But he is among a wave of migrants that, for many different reasons , instead of taking the perilous journey north over the Sahara and across the Mediterranean, are choosing instead to try a new route to Latin America. Soror Eva Souza, the director of the Scalabrinian Mission in Sao Paulo , a charity that helps refugees and foreign migrants, says that in recent years they have helped people from Angola, Congo, Guinea, Morocco, Cambodia, and Egypt, as well as Nigeria, Togo, Tunisia, and Syria.

With an open and broad legal framework allied with a refugee policy oriented towards south-to-south cooperation, former president Lula da Silva’s government started work in 2003 to make Brazil a regional leader in the matter of displaced people and set the country up as an internationally recognized actor in this context.

That led to some specific waves of migration: of Palestinians in 2007, of Syrians in 2014, and Haitians after the country’s devastating earthquake. But it has also led to a notable uptick in the numbers of African, Asian and Middle Eastern migrants and asylum seekers arriving.

According to official statistics in 2010 Brazil received just 966 asylum requests but in just five years that number had shot up to 28,670 – an increase of 2,868 per cent. The nationalities most represented in the numbers? Migrants from Haiti, Senegal, Syria, Bangladesh, Nigeria, Angola, Congo and Ghana, many of whom would have travelled thousands and thousands of miles to reach Brazil.

Not all the claims were accepted – in fact of the 74,794 asylum requests received since 2010, Brazil had only recognized 8,863 by 2016 – but according to civil society organisations working on this issue, many of those who have their request denied end up staying irregularly.

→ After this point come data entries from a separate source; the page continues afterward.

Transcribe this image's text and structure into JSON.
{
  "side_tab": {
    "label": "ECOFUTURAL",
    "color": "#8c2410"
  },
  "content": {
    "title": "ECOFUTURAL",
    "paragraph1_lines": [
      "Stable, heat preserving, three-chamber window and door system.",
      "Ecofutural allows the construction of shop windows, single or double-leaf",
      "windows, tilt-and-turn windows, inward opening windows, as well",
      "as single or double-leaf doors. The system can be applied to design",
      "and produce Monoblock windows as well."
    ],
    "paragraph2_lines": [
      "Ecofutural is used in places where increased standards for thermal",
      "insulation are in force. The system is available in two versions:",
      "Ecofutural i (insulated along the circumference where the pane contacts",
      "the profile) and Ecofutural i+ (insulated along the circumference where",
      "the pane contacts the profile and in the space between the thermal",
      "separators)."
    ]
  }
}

Of course not all migrants arriving in Brazil claim asylum – those using the country as a launch pad to go north would not have a strong motivation to do, for example – and according to the ministry of Tourism, in 2015 110,983 African travellers came to the country, mostly from South Africa, Angola, Cape Verde, Morocco, Tunisia and Nigeria.